Photo by lbarrosphoto/iStock / Getty Images
Photo by lbarrosphoto/iStock / Getty Images

Ancient and Veteran Tree Management

A veteran tree can be defined as: ‘a tree that is of interest biologically, culturally or aesthetically because of its age, size or condition’. Some trees are instantly recognisable as veterans but many are less obvious.’ (www.naturalengland.org.uk)

Ancient and veteran trees take many forms and are found in a variety of locations such as woodland, as old hedges, parkland, church grounds and even urban areas. Being part of our heritage they have cultural and historical significance, providing an insight into former practices and values, they are monuments that have existed in one location for many hundreds of years, something tangible, something we can touch, an entity that after so long is still alive.

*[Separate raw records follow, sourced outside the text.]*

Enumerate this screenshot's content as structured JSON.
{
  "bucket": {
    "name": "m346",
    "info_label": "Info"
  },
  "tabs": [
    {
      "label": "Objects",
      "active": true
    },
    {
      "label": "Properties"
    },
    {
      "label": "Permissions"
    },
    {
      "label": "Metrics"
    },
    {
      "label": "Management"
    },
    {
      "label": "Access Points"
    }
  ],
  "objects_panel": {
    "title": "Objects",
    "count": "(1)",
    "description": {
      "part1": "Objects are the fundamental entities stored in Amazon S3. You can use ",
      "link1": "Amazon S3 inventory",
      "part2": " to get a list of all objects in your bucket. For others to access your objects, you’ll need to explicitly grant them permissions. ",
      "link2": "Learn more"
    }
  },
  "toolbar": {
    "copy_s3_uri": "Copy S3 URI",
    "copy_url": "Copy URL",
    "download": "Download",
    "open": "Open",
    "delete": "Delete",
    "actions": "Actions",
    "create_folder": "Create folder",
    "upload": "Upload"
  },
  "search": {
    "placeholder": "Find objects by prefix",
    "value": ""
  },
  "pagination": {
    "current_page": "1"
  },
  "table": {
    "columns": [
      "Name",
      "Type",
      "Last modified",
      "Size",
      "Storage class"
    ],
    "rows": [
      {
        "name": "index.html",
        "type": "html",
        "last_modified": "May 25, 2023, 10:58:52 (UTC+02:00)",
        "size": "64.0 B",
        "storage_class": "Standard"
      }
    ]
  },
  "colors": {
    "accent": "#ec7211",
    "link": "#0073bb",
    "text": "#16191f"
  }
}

Britain is the ancient tree stronghold of Northern Europe and past management such as pollarding and coppicing, has resulted in a complex process of continuous regeneration and decay. This has created a unique habitat which supports specialised fauna and fungi that can only thrive in continual association over an extended period making them exclusive to veteran trees, and the trees of international conservation importance, though few have statutory protection.

Veteran trees are sensitive to change and they, the organisms they support and the surrounding area should be managed for consistency and optimal conditions. Unfortunately modern requirements have removed the economic importance veteran trees once held for supplies of fodder and woodfuel, making them susceptible to disturbance and removal through threats such as development and agriculture. Neglect is also a major concern, trees that are not managed are not rejuvenated and revert to form and shorter lifespan.

 Nurture Green’s combined team has worked with many veteran tree owners over the years to help establish tree management designed to extend lifespan, safely retain and stabilise the trees and their immediate environment, whilst optimising conditions. Many management plans have included phased works which bring the trees back into a state of cyclical rejuvenation, or encourage vetenarisation. Jason Trewinnard in the capacity of Tree Officer had advised on and overseen many such plans to retain veteran trees in the West Berks District.